It wrote, "We believe making the camera design and stitching code freely available on GitHub will accelerate the growth of the 3D-360 ecosystem — developers will be able to leverage the code, and content creators can use the camera in their productions. Anyone will be able to contribute to, build on top of, improve, or distribute the camera based on these specs." (read the full release here)

The company has open-sourced both the hardware efforts as well as the software technology for the 360 Surround camera.

With the PDF manuals provided now anyone can build and use their very own 360 Surround camera

Using this, Facebook hopes that developers will develop the required apparatus and content creators will use this to populate News Feeds with 360 video content.

The equipment that Facebook has listed for the 360 Surround camera is 17 cameras on a stick. The lenses recommended by the company are 4-megapixels each. This will allow content developers to shoot 4K, 6K, or 8K 360 video.

Part of why the company wanted to open source the camera design is because its engineers think they’ve developed a unique combination of hardware and software not yet on the market. The camera is designed to be modified and tinkered with:

  • tried with different configurations,
  • made smaller, cheaper, lighter,
  • marking it with bigger resolution, etc.

Of course, the company has a vested interest here.

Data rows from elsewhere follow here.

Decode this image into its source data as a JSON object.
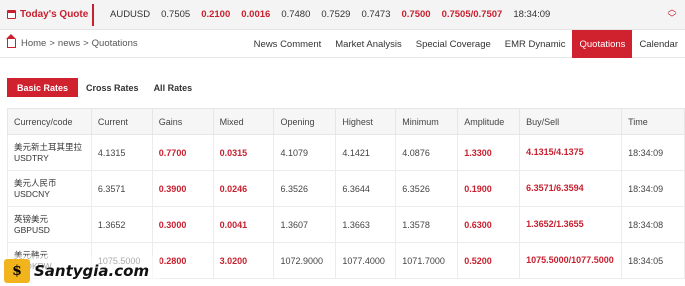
{
  "ticker": {
    "title": "Today's Quote",
    "symbol": "AUDUSD",
    "values": [
      {
        "text": "0.7505",
        "red": false
      },
      {
        "text": "0.2100",
        "red": true
      },
      {
        "text": "0.0016",
        "red": true
      },
      {
        "text": "0.7480",
        "red": false
      },
      {
        "text": "0.7529",
        "red": false
      },
      {
        "text": "0.7473",
        "red": false
      },
      {
        "text": "0.7500",
        "red": true
      },
      {
        "text": "0.7505/0.7507",
        "red": true
      },
      {
        "text": "18:34:09",
        "red": false
      }
    ],
    "arrow_up": "︿",
    "arrow_down": "﹀"
  },
  "breadcrumb": {
    "home": "Home",
    "sep": ">",
    "news": "news",
    "current": "Quotations"
  },
  "nav": [
    {
      "label": "News Comment",
      "active": false
    },
    {
      "label": "Market Analysis",
      "active": false
    },
    {
      "label": "Special Coverage",
      "active": false
    },
    {
      "label": "EMR Dynamic",
      "active": false
    },
    {
      "label": "Quotations",
      "active": true
    },
    {
      "label": "Calendar",
      "active": false
    }
  ],
  "tabs": [
    {
      "label": "Basic Rates",
      "active": true
    },
    {
      "label": "Cross Rates",
      "active": false
    },
    {
      "label": "All Rates",
      "active": false
    }
  ],
  "table": {
    "headers": [
      "Currency/code",
      "Current",
      "Gains",
      "Mixed",
      "Opening",
      "Highest",
      "Minimum",
      "Amplitude",
      "Buy/Sell",
      "Time"
    ],
    "rows": [
      {
        "cn": "美元新土耳其里拉",
        "code": "USDTRY",
        "current": "4.1315",
        "gains": "0.7700",
        "mixed": "0.0315",
        "opening": "4.1079",
        "highest": "4.1421",
        "minimum": "4.0876",
        "amplitude": "1.3300",
        "buysell": "4.1315/4.1375",
        "time": "18:34:09"
      },
      {
        "cn": "美元人民币",
        "code": "USDCNY",
        "current": "6.3571",
        "gains": "0.3900",
        "mixed": "0.0246",
        "opening": "6.3526",
        "highest": "6.3644",
        "minimum": "6.3526",
        "amplitude": "0.1900",
        "buysell": "6.3571/6.3594",
        "time": "18:34:09"
      },
      {
        "cn": "英镑美元",
        "code": "GBPUSD",
        "current": "1.3652",
        "gains": "0.3000",
        "mixed": "0.0041",
        "opening": "1.3607",
        "highest": "1.3663",
        "minimum": "1.3578",
        "amplitude": "0.6300",
        "buysell": "1.3652/1.3655",
        "time": "18:34:08"
      },
      {
        "cn": "美元韩元",
        "code": "USDKRW",
        "current": "1075.5000",
        "gains": "0.2800",
        "mixed": "3.0200",
        "opening": "1072.9000",
        "highest": "1077.4000",
        "minimum": "1071.7000",
        "amplitude": "0.5200",
        "buysell": "1075.5000/1077.5000",
        "time": "18:34:05"
      }
    ]
  },
  "watermark": {
    "logo_letter": "$",
    "text": "Santygia.com"
  }
}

While not exactly disingenuous in its claims, the social network does clearly want to foster the creation and sharing of as many new video formats as it can.

At Facebook’s preferred configuration, the camera cost about $30,000 to build and, with the proper parts, can be constructed in about four hours.

What is a 360 video?

A 360 video is created with a camera system that simultaneously records all 360 degrees of a scene. Viewers can pan and rotate a 360 video's perspective to watch it from different angles.

These videos have a “360 video” label in the lower left-hand corner and are viewable on computer, iOS devices and Android devices.

When watching a 360 video on a computer, the viewing angle is changed by dragging with the mouse. Make sure you're using the latest version of your web browser (ex. Chrome, Firefox). 360 videos on Facebook aren't viewable on Safari or Internet Explorer.

On iOS and Android mobile devices, the viewing angle of a 360 video is changed by dragging a finger across the screen or by navigating with the device. Make sure you're using the latest version of the Facebook app. If you're using an iOS device, it should be an iPhone 4S or newer or an iPad 2 or newer. The iOS device also should be running iOS 7 or later. If you have an Android device, make sure you're using Android 4.3 or later.

Problems

According to the social giant, there are a variety of problems in recording and rendering 360 video. These include:

  • The amount of data involved is huge. Because we have so many cameras, and because we capture RAW, uncompressed data to preserve maximum image quality, it amounts to roughly 120 GB of data per minute of video (for 30 fps; double that for 60 fps).
  • There is little room for error. For mono 360 content, some stitching errors can be tolerated, but for stereo it must be near perfect or it can cause physical discomfort.
  • In order to create VR video practically, we need to be able to process all this data as fast as possible, which is often in opposition to the goal of maximizing quality.

Traditional methods and technology do nothing to resolve these issues. So, Facebook came up with its own new ways to solve them. Instead of going with simple old methods, Facebook says that the design of the 360 Surround camera is based on sophisticated geometry.

The dynamic streaming incorporated by Facebook’s tech puts what you’re looking at in the headset in high definition 8K. The rest of the stream is streamed at a lower resolution. So, if you turn your head while watching a video, you’ll be able to observe the lag in rendering.

One of the 360 video is made of Grand Central Terminal in New York City uploaded in facebook, you can check out it here.

If you’re a developer and want to build a 360 camera for yourself, you can get all the info and guides on facebook360.